I love to dig through old magazines articles and books reading about sport fishing. A great resource for this is the Library of Congress where you can from time to time based on different search terms encounter some fantastic reading material. I recently found an article from a monthly magazine published in 1881 entitled simply "Striped Bass." It is fairly easy to see that the angler's reverence of the striped bass is not Johnny-come-lately. Seems like fishermen from the late-1800's pursued the striped bass as eagerly as we do today.
"To the lover of rod and reel, the striped bass, or rock-fish, as he is called south of Philadelphia, is the most important of all our sea fish. His habitat is so extended and his stay with us so constant; he is so eagerly sought for by anglers of all classes and conditions of life; he affords such sport in the various stages of his growth, from the puny half-pounder found almost everywhere on our Atlantic coast, to the enormous green-head who makes his home in the break of the surf; he brings into play such a variety of tackle, from the pin-hook of the urchin fishing from the city docks to the jewel-mounted rods and reels of the crack bass-fisherman, that he well merits the title which is sometimes bestowed on him of the game fish par excellence of the sea - the fish for the million and the millionaire."

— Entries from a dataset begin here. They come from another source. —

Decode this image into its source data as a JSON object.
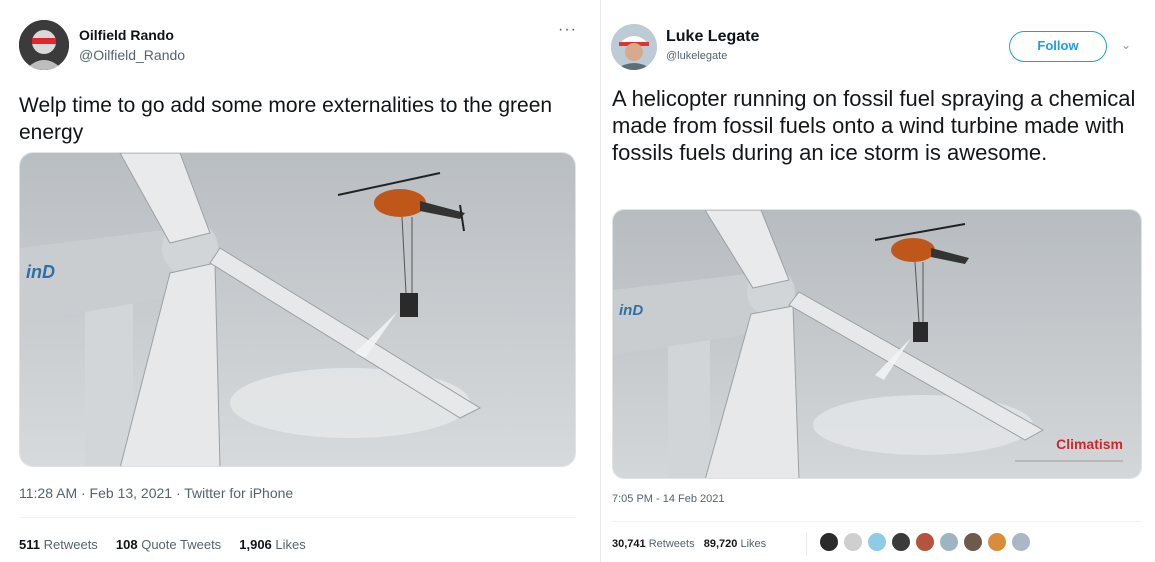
{
  "left_tweet": {
    "author_name": "Oilfield Rando",
    "author_handle": "@Oilfield_Rando",
    "more_icon": "more-horizontal-icon",
    "text": "Welp time to go add some more externalities to the green energy",
    "image_wordmark": "inD",
    "meta": "11:28 AM · Feb 13, 2021 · Twitter for iPhone",
    "stats": {
      "retweets_count": "511",
      "retweets_label": "Retweets",
      "quotes_count": "108",
      "quotes_label": "Quote Tweets",
      "likes_count": "1,906",
      "likes_label": "Likes"
    }
  },
  "right_tweet": {
    "author_name": "Luke Legate",
    "author_handle": "@lukelegate",
    "follow_label": "Follow",
    "chevron_icon": "chevron-down-icon",
    "text": "A helicopter running on fossil fuel spraying a chemical made from fossil fuels onto a wind turbine made with fossils fuels during an ice storm is awesome.",
    "image_wordmark": "inD",
    "watermark": "Climatism",
    "meta": "7:05 PM - 14 Feb 2021",
    "stats": {
      "retweets_count": "30,741",
      "retweets_label": "Retweets",
      "likes_count": "89,720",
      "likes_label": "Likes"
    },
    "liker_colors": [
      "#2b2b2b",
      "#cfcfcf",
      "#8ecbe6",
      "#3a3a3a",
      "#b5533c",
      "#9fb4c2",
      "#6d5a4a",
      "#d98c3c",
      "#a9b8c4"
    ]
  },
  "colors": {
    "accent": "#1d9bf0",
    "text": "#0f1419",
    "secondary": "#536471",
    "watermark": "#d0262a"
  }
}
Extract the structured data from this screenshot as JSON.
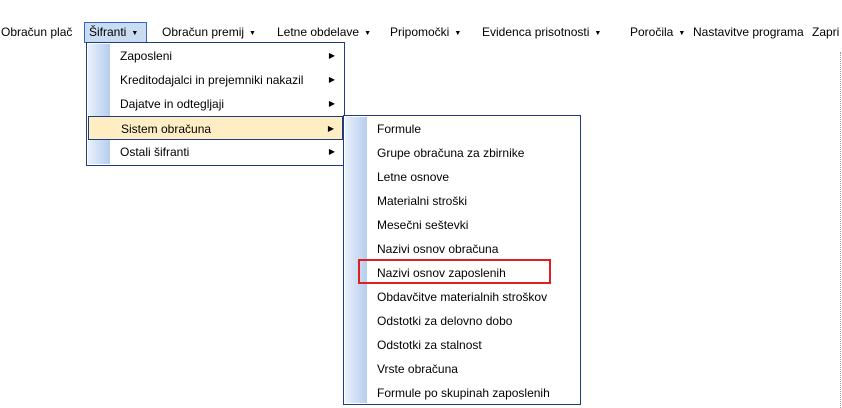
{
  "menubar": {
    "items": [
      {
        "label": "Obračun plač",
        "has_arrow": false
      },
      {
        "label": "Šifranti",
        "has_arrow": true
      },
      {
        "label": "Obračun premij",
        "has_arrow": true
      },
      {
        "label": "Letne obdelave",
        "has_arrow": true
      },
      {
        "label": "Pripomočki",
        "has_arrow": true
      },
      {
        "label": "Evidenca prisotnosti",
        "has_arrow": true
      },
      {
        "label": "Poročila",
        "has_arrow": true
      },
      {
        "label": "Nastavitve programa",
        "has_arrow": false
      },
      {
        "label": "Zapri",
        "has_arrow": false
      }
    ]
  },
  "sifranti_menu": {
    "items": [
      {
        "label": "Zaposleni",
        "has_submenu": true
      },
      {
        "label": "Kreditodajalci in prejemniki nakazil",
        "has_submenu": true
      },
      {
        "label": "Dajatve in odtegljaji",
        "has_submenu": true
      },
      {
        "label": "Sistem obračuna",
        "has_submenu": true,
        "highlighted": true
      },
      {
        "label": "Ostali šifranti",
        "has_submenu": true
      }
    ]
  },
  "sistem_obracuna_menu": {
    "items": [
      {
        "label": "Formule"
      },
      {
        "label": "Grupe obračuna za zbirnike"
      },
      {
        "label": "Letne osnove"
      },
      {
        "label": "Materialni stroški"
      },
      {
        "label": "Mesečni seštevki"
      },
      {
        "label": "Nazivi osnov obračuna"
      },
      {
        "label": "Nazivi osnov zaposlenih",
        "annotated": true
      },
      {
        "label": "Obdavčitve materialnih stroškov"
      },
      {
        "label": "Odstotki za delovno dobo"
      },
      {
        "label": "Odstotki za stalnost"
      },
      {
        "label": "Vrste obračuna"
      },
      {
        "label": "Formule po skupinah zaposlenih"
      }
    ]
  },
  "colors": {
    "annotation": "#e02020",
    "highlight": "#ffeec4",
    "border": "#1f3c80"
  }
}
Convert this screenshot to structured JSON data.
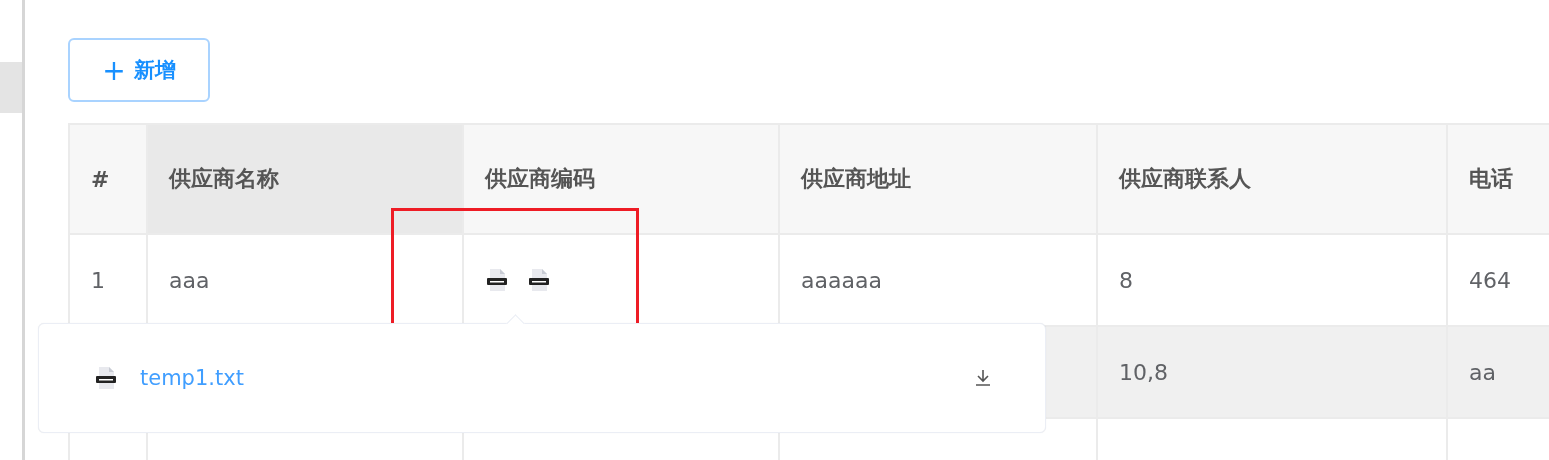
{
  "toolbar": {
    "add_button": {
      "icon": "+",
      "label": "新增"
    }
  },
  "table": {
    "columns": [
      {
        "label": "#",
        "sorted": false
      },
      {
        "label": "供应商名称",
        "sorted": true
      },
      {
        "label": "供应商编码",
        "sorted": false
      },
      {
        "label": "供应商地址",
        "sorted": false
      },
      {
        "label": "供应商联系人",
        "sorted": false
      },
      {
        "label": "电话",
        "sorted": false
      }
    ],
    "rows": [
      {
        "hovered": false,
        "cells": [
          {
            "kind": "text",
            "text": "1"
          },
          {
            "kind": "text",
            "text": "aaa"
          },
          {
            "kind": "files",
            "files": [
              {
                "kind": "other"
              },
              {
                "kind": "other"
              }
            ]
          },
          {
            "kind": "text",
            "text": "aaaaaa"
          },
          {
            "kind": "text",
            "text": "8"
          },
          {
            "kind": "text",
            "text": "464"
          }
        ]
      },
      {
        "hovered": true,
        "cells": [
          {
            "kind": "blank"
          },
          {
            "kind": "blank"
          },
          {
            "kind": "blank"
          },
          {
            "kind": "blank"
          },
          {
            "kind": "text",
            "text": "10,8"
          },
          {
            "kind": "text",
            "text": "aa"
          }
        ]
      },
      {
        "hovered": false,
        "cells": [
          {
            "kind": "blank"
          },
          {
            "kind": "blank"
          },
          {
            "kind": "blank"
          },
          {
            "kind": "blank"
          },
          {
            "kind": "blank"
          },
          {
            "kind": "blank"
          }
        ]
      }
    ]
  },
  "file_popover": {
    "files": [
      {
        "kind": "other",
        "name": "temp1.txt"
      }
    ]
  },
  "annotation": {
    "kind": "highlight"
  }
}
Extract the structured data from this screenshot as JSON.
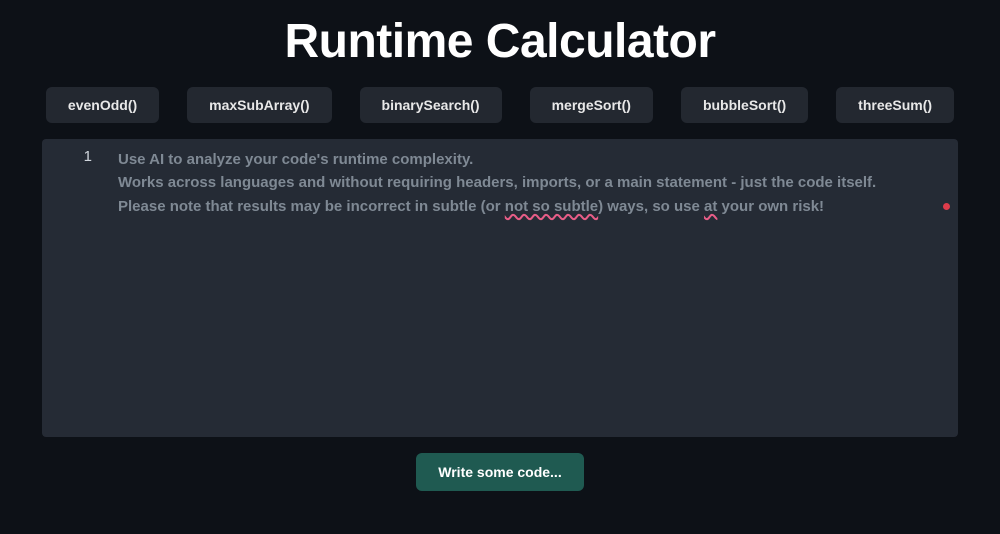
{
  "title": "Runtime Calculator",
  "presets": [
    "evenOdd()",
    "maxSubArray()",
    "binarySearch()",
    "mergeSort()",
    "bubbleSort()",
    "threeSum()"
  ],
  "editor": {
    "line_number": "1",
    "placeholder": {
      "line1": "Use AI to analyze your code's runtime complexity.",
      "line2": "Works across languages and without requiring headers, imports, or a main statement - just the code itself.",
      "line3_a": "Please note that results may be incorrect in subtle (or ",
      "line3_sq1": "not so subtle",
      "line3_b": ") ways, so use ",
      "line3_sq2": "at",
      "line3_c": " your own risk!"
    }
  },
  "action_button": "Write some code..."
}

Quote from: Scribner's Monthly, an illustrated magazine for the people Volume 0021 Issue 5 (March 1881), Striped Bass